Stored data
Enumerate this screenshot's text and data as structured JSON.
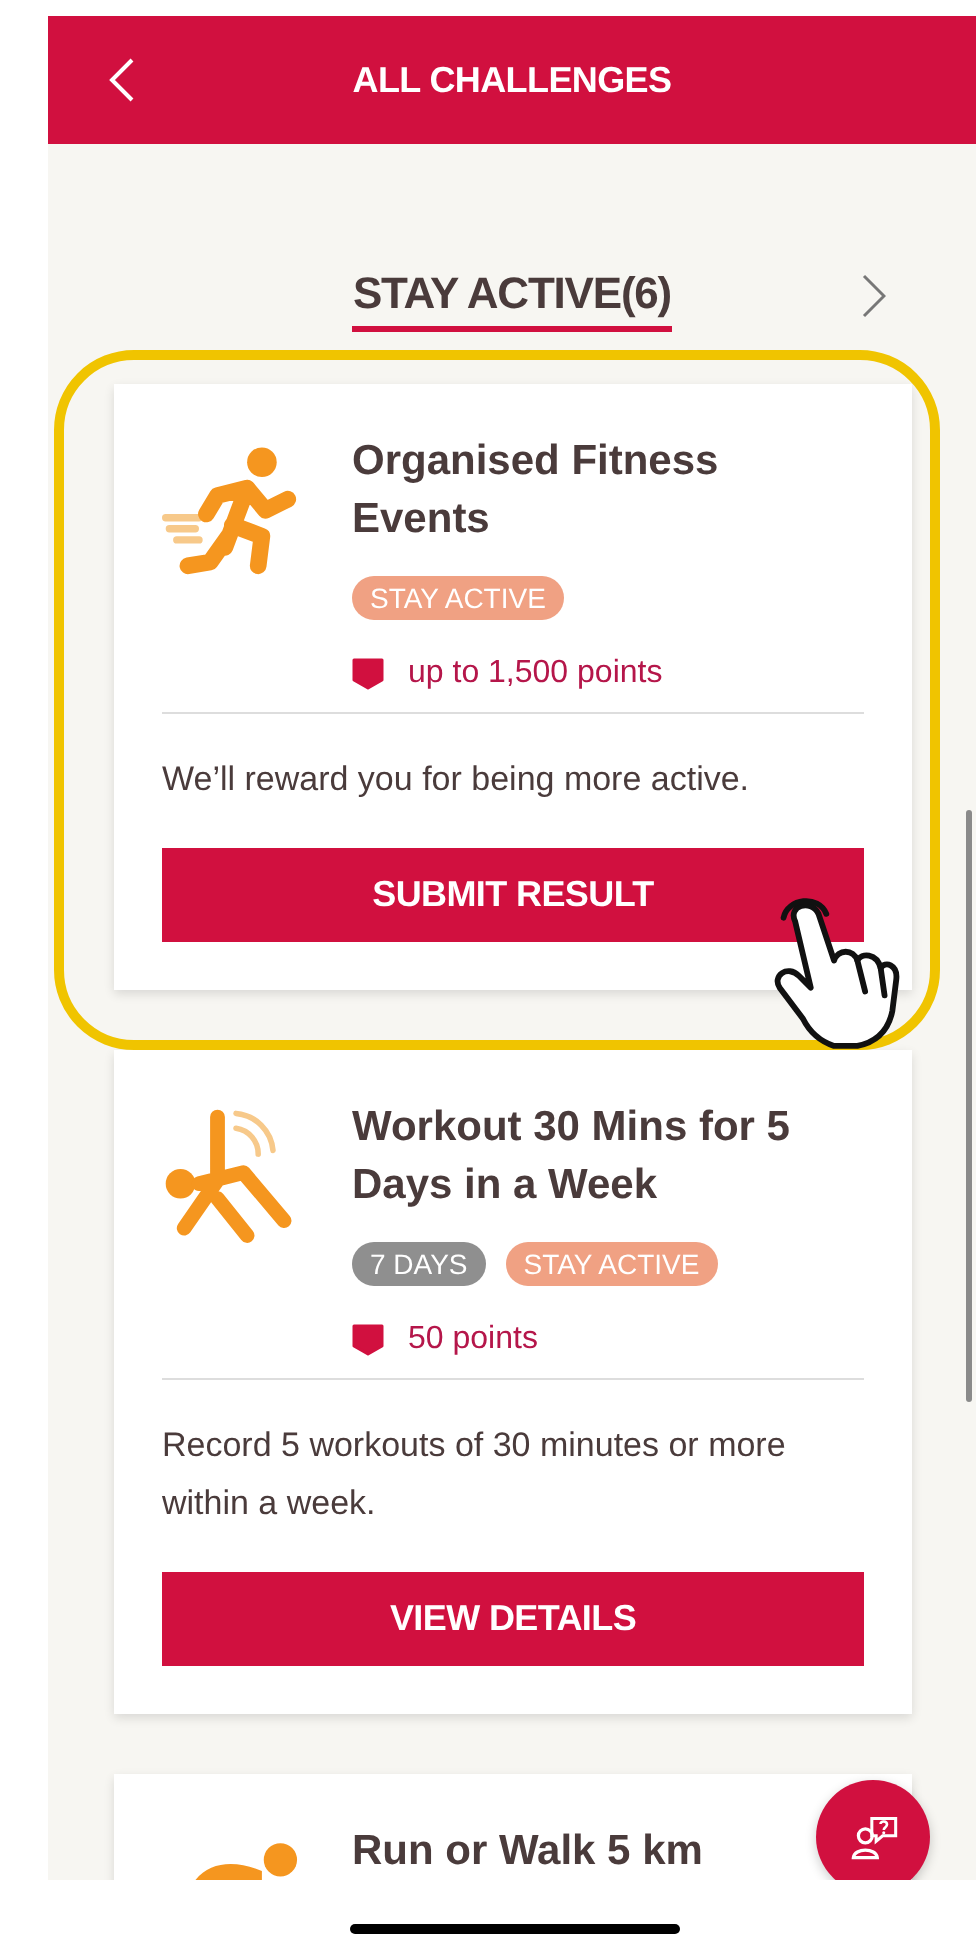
{
  "header": {
    "title": "ALL CHALLENGES"
  },
  "category": {
    "label": "STAY ACTIVE(6)",
    "selected": true
  },
  "challenges": [
    {
      "kind": "runner",
      "title": "Organised Fitness Events",
      "tags": [
        {
          "label": "STAY ACTIVE",
          "kind": "category"
        }
      ],
      "points": "up to 1,500 points",
      "description": "We’ll reward you for being more active.",
      "button": "SUBMIT RESULT",
      "highlighted": true
    },
    {
      "kind": "stretch",
      "title": "Workout 30 Mins for 5 Days in a Week",
      "tags": [
        {
          "label": "7 DAYS",
          "kind": "duration"
        },
        {
          "label": "STAY ACTIVE",
          "kind": "category"
        }
      ],
      "points": "50 points",
      "description": "Record 5 workouts of 30 minutes or more within a week.",
      "button": "VIEW DETAILS",
      "highlighted": false
    },
    {
      "kind": "walker",
      "title": "Run or Walk 5 km",
      "highlighted": false
    }
  ]
}
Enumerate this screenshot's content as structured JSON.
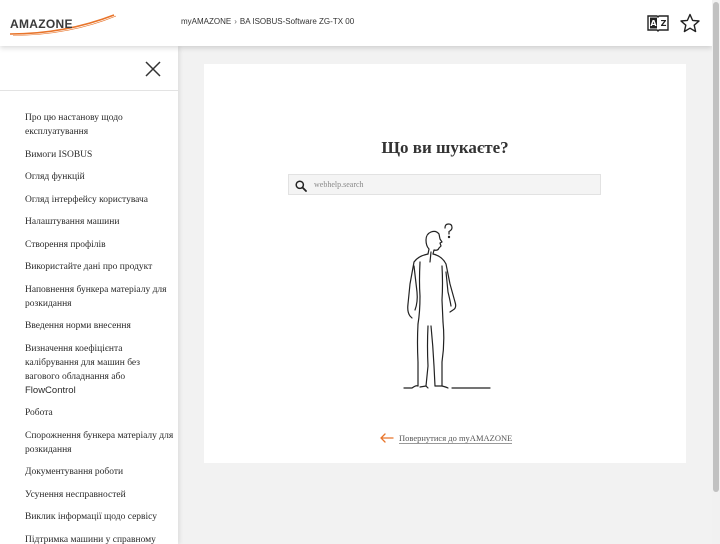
{
  "header": {
    "logo_text": "AMAZONE",
    "breadcrumb": [
      "myAMAZONE",
      "BA ISOBUS-Software ZG-TX 00"
    ],
    "breadcrumb_sep": "›",
    "icons": [
      "glossary-icon",
      "favorite-star-icon"
    ]
  },
  "sidebar": {
    "close_icon": "close-icon",
    "items": [
      "Про цю настанову щодо експлуатування",
      "Вимоги ISOBUS",
      "Огляд функцій",
      "Огляд інтерфейсу користувача",
      "Налаштування машини",
      "Створення профілів",
      "Використайте дані про продукт",
      "Наповнення бункера матеріалу для розкидання",
      "Введення норми внесення",
      "Визначення коефіцієнта калібрування для машин без вагового обладнання або",
      "Робота",
      "Спорожнення бункера матеріалу для розкидання",
      "Документування роботи",
      "Усунення несправностей",
      "Виклик інформації щодо сервісу",
      "Підтримка машини у справному"
    ],
    "item_suffix_flowcontrol": "FlowControl"
  },
  "main": {
    "title": "Що ви шукаєте?",
    "search_placeholder": "webhelp.search",
    "figure_icon": "thinking-person-illustration",
    "back_link": "Повернутися до myAMAZONE"
  },
  "colors": {
    "accent": "#e8742a",
    "background": "#f2f2f2",
    "text": "#222222"
  }
}
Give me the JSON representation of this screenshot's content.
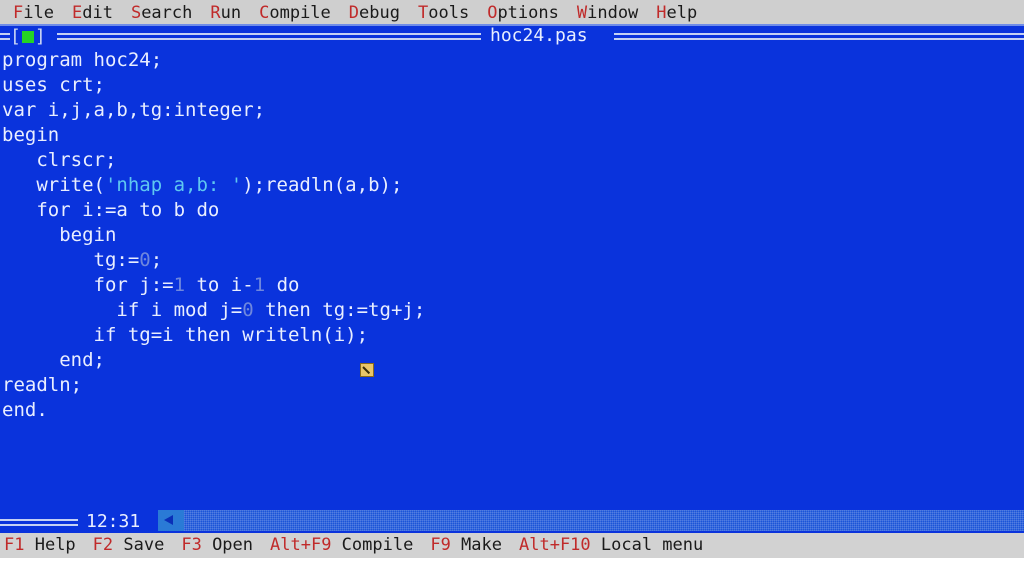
{
  "menubar": {
    "items": [
      {
        "hotkey": "F",
        "rest": "ile",
        "name": "file"
      },
      {
        "hotkey": "E",
        "rest": "dit",
        "name": "edit"
      },
      {
        "hotkey": "S",
        "rest": "earch",
        "name": "search"
      },
      {
        "hotkey": "R",
        "rest": "un",
        "name": "run"
      },
      {
        "hotkey": "C",
        "rest": "ompile",
        "name": "compile"
      },
      {
        "hotkey": "D",
        "rest": "ebug",
        "name": "debug"
      },
      {
        "hotkey": "T",
        "rest": "ools",
        "name": "tools"
      },
      {
        "hotkey": "O",
        "rest": "ptions",
        "name": "options"
      },
      {
        "hotkey": "W",
        "rest": "indow",
        "name": "window"
      },
      {
        "hotkey": "H",
        "rest": "elp",
        "name": "help"
      }
    ]
  },
  "window": {
    "title": "hoc24.pas",
    "close_box_left": "[",
    "close_box_right": "]"
  },
  "editor": {
    "lines": [
      [
        {
          "t": "program hoc24;",
          "c": "plain"
        }
      ],
      [
        {
          "t": "uses crt;",
          "c": "plain"
        }
      ],
      [
        {
          "t": "var i,j,a,b,tg:integer;",
          "c": "plain"
        }
      ],
      [
        {
          "t": "begin",
          "c": "plain"
        }
      ],
      [
        {
          "t": "   clrscr;",
          "c": "plain"
        }
      ],
      [
        {
          "t": "   write(",
          "c": "plain"
        },
        {
          "t": "'nhap a,b: '",
          "c": "str"
        },
        {
          "t": ");readln(a,b);",
          "c": "plain"
        }
      ],
      [
        {
          "t": "   for i:=a to b do",
          "c": "plain"
        }
      ],
      [
        {
          "t": "     begin",
          "c": "plain"
        }
      ],
      [
        {
          "t": "        tg:=",
          "c": "plain"
        },
        {
          "t": "0",
          "c": "num"
        },
        {
          "t": ";",
          "c": "plain"
        }
      ],
      [
        {
          "t": "        for j:=",
          "c": "plain"
        },
        {
          "t": "1",
          "c": "num"
        },
        {
          "t": " to i-",
          "c": "plain"
        },
        {
          "t": "1",
          "c": "num"
        },
        {
          "t": " do",
          "c": "plain"
        }
      ],
      [
        {
          "t": "          if i mod j=",
          "c": "plain"
        },
        {
          "t": "0",
          "c": "num"
        },
        {
          "t": " then tg:=tg+j;",
          "c": "plain"
        }
      ],
      [
        {
          "t": "        if tg=i then writeln(i);",
          "c": "plain"
        }
      ],
      [
        {
          "t": "     end;",
          "c": "plain"
        }
      ],
      [
        {
          "t": "readln;",
          "c": "plain"
        }
      ],
      [
        {
          "t": "end.",
          "c": "plain"
        }
      ]
    ]
  },
  "status": {
    "cursor_position": "12:31"
  },
  "fkeybar": {
    "items": [
      {
        "key": "F1",
        "label": " Help",
        "name": "help"
      },
      {
        "key": "F2",
        "label": " Save",
        "name": "save"
      },
      {
        "key": "F3",
        "label": " Open",
        "name": "open"
      },
      {
        "key": "Alt+F9",
        "label": " Compile",
        "name": "compile"
      },
      {
        "key": "F9",
        "label": " Make",
        "name": "make"
      },
      {
        "key": "Alt+F10",
        "label": " Local menu",
        "name": "local-menu"
      }
    ]
  },
  "colors": {
    "editor_background": "#0a33dc",
    "editor_text": "#e9eeff",
    "string_literal": "#5fc8f0",
    "numeric_literal": "#6f87dd",
    "menubar_background": "#cfcfcf",
    "hotkey_red": "#c02a2a",
    "close_box_green": "#25d425",
    "frame_rule": "#c5d1f4"
  }
}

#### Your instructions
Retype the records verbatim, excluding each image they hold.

#### Solution to this exercise
Enumerate this screenshot's text and data as structured JSON.
{
  "header": {
    "title": "ALL CHALLENGES"
  },
  "category": {
    "label": "STAY ACTIVE(6)",
    "selected": true
  },
  "challenges": [
    {
      "kind": "runner",
      "title": "Organised Fitness Events",
      "tags": [
        {
          "label": "STAY ACTIVE",
          "kind": "category"
        }
      ],
      "points": "up to 1,500 points",
      "description": "We’ll reward you for being more active.",
      "button": "SUBMIT RESULT",
      "highlighted": true
    },
    {
      "kind": "stretch",
      "title": "Workout 30 Mins for 5 Days in a Week",
      "tags": [
        {
          "label": "7 DAYS",
          "kind": "duration"
        },
        {
          "label": "STAY ACTIVE",
          "kind": "category"
        }
      ],
      "points": "50 points",
      "description": "Record 5 workouts of 30 minutes or more within a week.",
      "button": "VIEW DETAILS",
      "highlighted": false
    },
    {
      "kind": "walker",
      "title": "Run or Walk 5 km",
      "highlighted": false
    }
  ]
}
Enumerate this screenshot's content as structured JSON.
{
  "header": {
    "logo_text": "AMAZONE",
    "breadcrumb": [
      "myAMAZONE",
      "BA ISOBUS-Software ZG-TX 00"
    ],
    "breadcrumb_sep": "›",
    "icons": [
      "glossary-icon",
      "favorite-star-icon"
    ]
  },
  "sidebar": {
    "close_icon": "close-icon",
    "items": [
      "Про цю настанову щодо експлуатування",
      "Вимоги ISOBUS",
      "Огляд функцій",
      "Огляд інтерфейсу користувача",
      "Налаштування машини",
      "Створення профілів",
      "Використайте дані про продукт",
      "Наповнення бункера матеріалу для розкидання",
      "Введення норми внесення",
      "Визначення коефіцієнта калібрування для машин без вагового обладнання або",
      "Робота",
      "Спорожнення бункера матеріалу для розкидання",
      "Документування роботи",
      "Усунення несправностей",
      "Виклик інформації щодо сервісу",
      "Підтримка машини у справному"
    ],
    "item_suffix_flowcontrol": "FlowControl"
  },
  "main": {
    "title": "Що ви шукаєте?",
    "search_placeholder": "webhelp.search",
    "figure_icon": "thinking-person-illustration",
    "back_link": "Повернутися до myAMAZONE"
  },
  "colors": {
    "accent": "#e8742a",
    "background": "#f2f2f2",
    "text": "#222222"
  }
}
Give me the JSON representation of this screenshot's content.
{
  "menubar": {
    "items": [
      {
        "hotkey": "F",
        "rest": "ile",
        "name": "file"
      },
      {
        "hotkey": "E",
        "rest": "dit",
        "name": "edit"
      },
      {
        "hotkey": "S",
        "rest": "earch",
        "name": "search"
      },
      {
        "hotkey": "R",
        "rest": "un",
        "name": "run"
      },
      {
        "hotkey": "C",
        "rest": "ompile",
        "name": "compile"
      },
      {
        "hotkey": "D",
        "rest": "ebug",
        "name": "debug"
      },
      {
        "hotkey": "T",
        "rest": "ools",
        "name": "tools"
      },
      {
        "hotkey": "O",
        "rest": "ptions",
        "name": "options"
      },
      {
        "hotkey": "W",
        "rest": "indow",
        "name": "window"
      },
      {
        "hotkey": "H",
        "rest": "elp",
        "name": "help"
      }
    ]
  },
  "window": {
    "title": "hoc24.pas",
    "close_box_left": "[",
    "close_box_right": "]"
  },
  "editor": {
    "lines": [
      [
        {
          "t": "program hoc24;",
          "c": "plain"
        }
      ],
      [
        {
          "t": "uses crt;",
          "c": "plain"
        }
      ],
      [
        {
          "t": "var i,j,a,b,tg:integer;",
          "c": "plain"
        }
      ],
      [
        {
          "t": "begin",
          "c": "plain"
        }
      ],
      [
        {
          "t": "   clrscr;",
          "c": "plain"
        }
      ],
      [
        {
          "t": "   write(",
          "c": "plain"
        },
        {
          "t": "'nhap a,b: '",
          "c": "str"
        },
        {
          "t": ");readln(a,b);",
          "c": "plain"
        }
      ],
      [
        {
          "t": "   for i:=a to b do",
          "c": "plain"
        }
      ],
      [
        {
          "t": "     begin",
          "c": "plain"
        }
      ],
      [
        {
          "t": "        tg:=",
          "c": "plain"
        },
        {
          "t": "0",
          "c": "num"
        },
        {
          "t": ";",
          "c": "plain"
        }
      ],
      [
        {
          "t": "        for j:=",
          "c": "plain"
        },
        {
          "t": "1",
          "c": "num"
        },
        {
          "t": " to i-",
          "c": "plain"
        },
        {
          "t": "1",
          "c": "num"
        },
        {
          "t": " do",
          "c": "plain"
        }
      ],
      [
        {
          "t": "          if i mod j=",
          "c": "plain"
        },
        {
          "t": "0",
          "c": "num"
        },
        {
          "t": " then tg:=tg+j;",
          "c": "plain"
        }
      ],
      [
        {
          "t": "        if tg=i then writeln(i);",
          "c": "plain"
        }
      ],
      [
        {
          "t": "     end;",
          "c": "plain"
        }
      ],
      [
        {
          "t": "readln;",
          "c": "plain"
        }
      ],
      [
        {
          "t": "end.",
          "c": "plain"
        }
      ]
    ]
  },
  "status": {
    "cursor_position": "12:31"
  },
  "fkeybar": {
    "items": [
      {
        "key": "F1",
        "label": " Help",
        "name": "help"
      },
      {
        "key": "F2",
        "label": " Save",
        "name": "save"
      },
      {
        "key": "F3",
        "label": " Open",
        "name": "open"
      },
      {
        "key": "Alt+F9",
        "label": " Compile",
        "name": "compile"
      },
      {
        "key": "F9",
        "label": " Make",
        "name": "make"
      },
      {
        "key": "Alt+F10",
        "label": " Local menu",
        "name": "local-menu"
      }
    ]
  },
  "colors": {
    "editor_background": "#0a33dc",
    "editor_text": "#e9eeff",
    "string_literal": "#5fc8f0",
    "numeric_literal": "#6f87dd",
    "menubar_background": "#cfcfcf",
    "hotkey_red": "#c02a2a",
    "close_box_green": "#25d425",
    "frame_rule": "#c5d1f4"
  }
}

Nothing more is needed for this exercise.